> versions have it set to ISO-8859-1/Windows-1252, etc). 
> Unless I missed something, in the thread in last August, I couldn't find 
> discussion about what web servers (various server-side programs) emit. 
> As you know well, web browsers are rather on the receiving end (when it 
> comes to decoding Content-Disposition header) and have to support 
> formats in widespread use by web servers. 
> I think a systematic survey of what's actually emitted by webservers in 
> the wild is necessary if it's not done yet. I meant to do this for a 
> while, but haven't managed to do it, yet. 
> ...

Again, that data would be interesting.

I imagine that server implementors that encounter this issue, such as 
web interfaces to document management systems that allow "arbitrary" 
filenames, usually end up:

- ignoring the problem (as there's no interoperable answer), or

- just support IE (I guess that's the case for Sharepoint), or

- sniff the UA and special-case Internet Explorer.

My understanding though is that using percent encoding or raw bytes in 
the message does not interoperate between user agents and breaks the spec.

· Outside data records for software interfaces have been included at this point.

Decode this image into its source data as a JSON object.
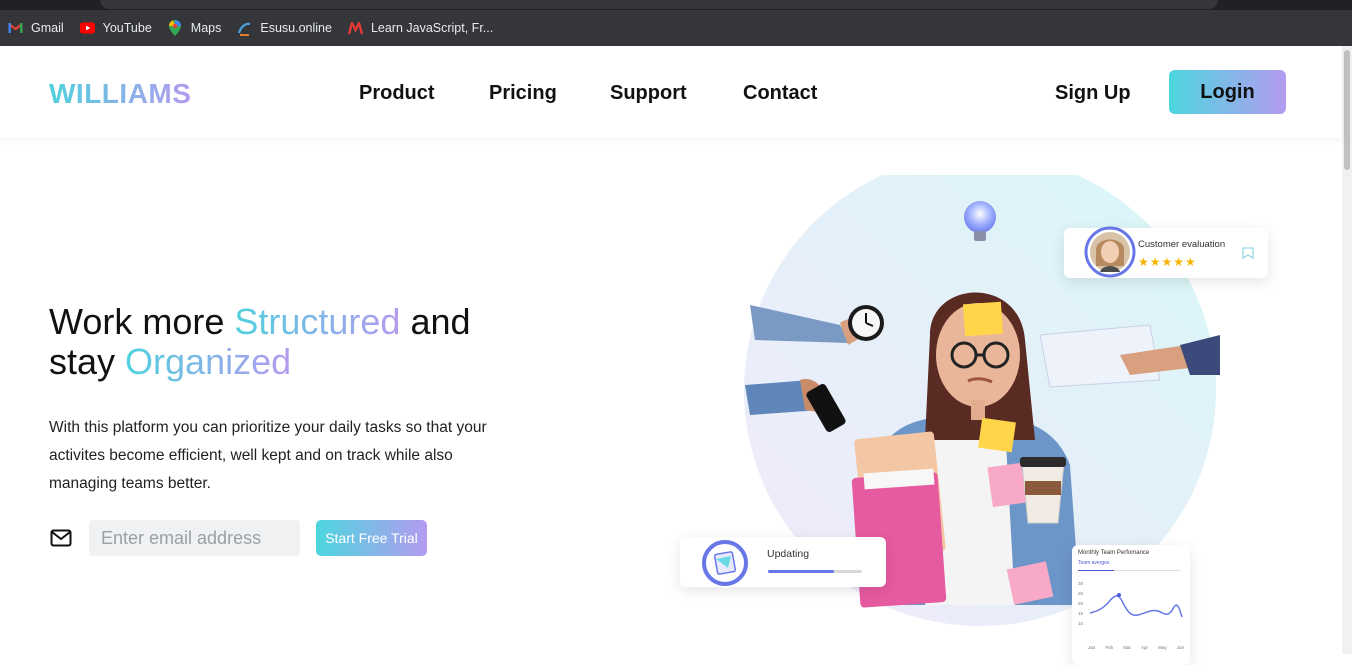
{
  "bookmarks": [
    {
      "label": "Gmail",
      "icon": "gmail-icon"
    },
    {
      "label": "YouTube",
      "icon": "youtube-icon"
    },
    {
      "label": "Maps",
      "icon": "maps-icon"
    },
    {
      "label": "Esusu.online",
      "icon": "esusu-icon"
    },
    {
      "label": "Learn JavaScript, Fr...",
      "icon": "learn-icon"
    }
  ],
  "nav": {
    "logo": "WILLIAMS",
    "links": [
      "Product",
      "Pricing",
      "Support",
      "Contact"
    ],
    "signup": "Sign Up",
    "login": "Login"
  },
  "hero": {
    "title_part1": "Work more ",
    "title_highlight1": "Structured",
    "title_part2": " and",
    "title_part3": "stay ",
    "title_highlight2": "Organized",
    "description": "With this platform you can prioritize your daily tasks so that your activites become efficient, well kept and on track while also managing teams better.",
    "email_placeholder": "Enter email address",
    "cta": "Start Free Trial"
  },
  "illustration": {
    "customer_card": {
      "label": "Customer evaluation",
      "stars": "★★★★★"
    },
    "updating_card": {
      "label": "Updating",
      "progress": 0.7
    },
    "team_card": {
      "title": "Monthly Team Perfomance",
      "tab": "Team averges",
      "yticks": [
        "30",
        "25",
        "20",
        "15",
        "10"
      ],
      "months": [
        "Jan",
        "Feb",
        "Mar",
        "Apr",
        "May",
        "Jun"
      ]
    }
  },
  "colors": {
    "accent_start": "#4dd6de",
    "accent_end": "#b49bf0",
    "bookmark_bar": "#35363a"
  }
}
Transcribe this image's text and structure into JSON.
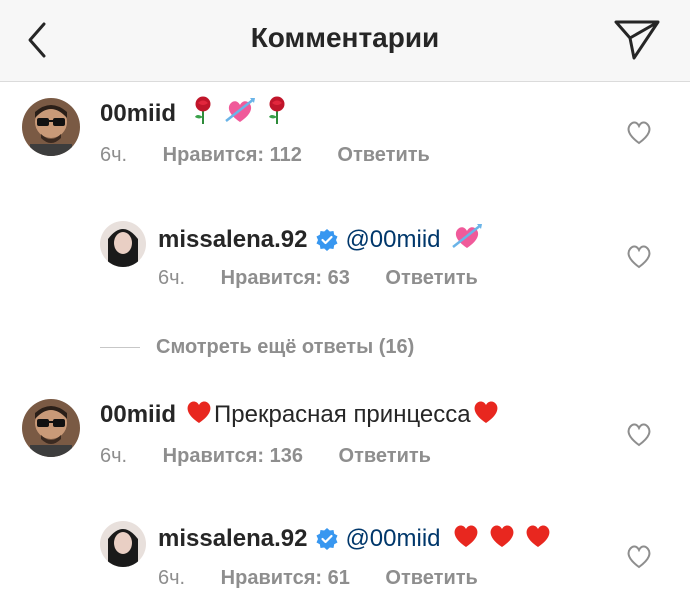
{
  "header": {
    "title": "Комментарии",
    "back_icon": "chevron-left-icon",
    "send_icon": "paper-plane-icon"
  },
  "comments": [
    {
      "username": "00miid",
      "text": "",
      "emojis": [
        "rose",
        "heart-with-arrow",
        "rose"
      ],
      "time": "6ч.",
      "likes": "Нравится: 112",
      "reply": "Ответить"
    },
    {
      "username": "missalena.92",
      "verified": true,
      "mention": "@00miid",
      "emojis": [
        "heart-with-arrow"
      ],
      "time": "6ч.",
      "likes": "Нравится: 63",
      "reply": "Ответить"
    },
    {
      "username": "00miid",
      "text": "Прекрасная принцесса",
      "emojis": [
        "red-heart",
        "red-heart"
      ],
      "time": "6ч.",
      "likes": "Нравится: 136",
      "reply": "Ответить"
    },
    {
      "username": "missalena.92",
      "verified": true,
      "mention": "@00miid",
      "emojis": [
        "red-heart",
        "red-heart",
        "red-heart"
      ],
      "time": "6ч.",
      "likes": "Нравится: 61",
      "reply": "Ответить"
    }
  ],
  "more_replies": "Смотреть ещё ответы (16)",
  "colors": {
    "text": "#262626",
    "meta": "#8e8e8e",
    "mention": "#00376b",
    "verified": "#3897f0",
    "header_bg": "#f7f7f7"
  }
}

On the other hand, RFC 2231 based encoding can at least be deployed 
right now, as clients that do not understand the "name*" notation just 
ignore it (well, except Konqueror, but that's a different story).

The transition would be smooth if UAs that support RFC 2231 encoding 
would, when both formats are present, select the RFC 2231 variant. 
Unfortunately that's not the case today (see 

BR, Julian

Received on Friday, 24 July 2009 22:21:48 UTC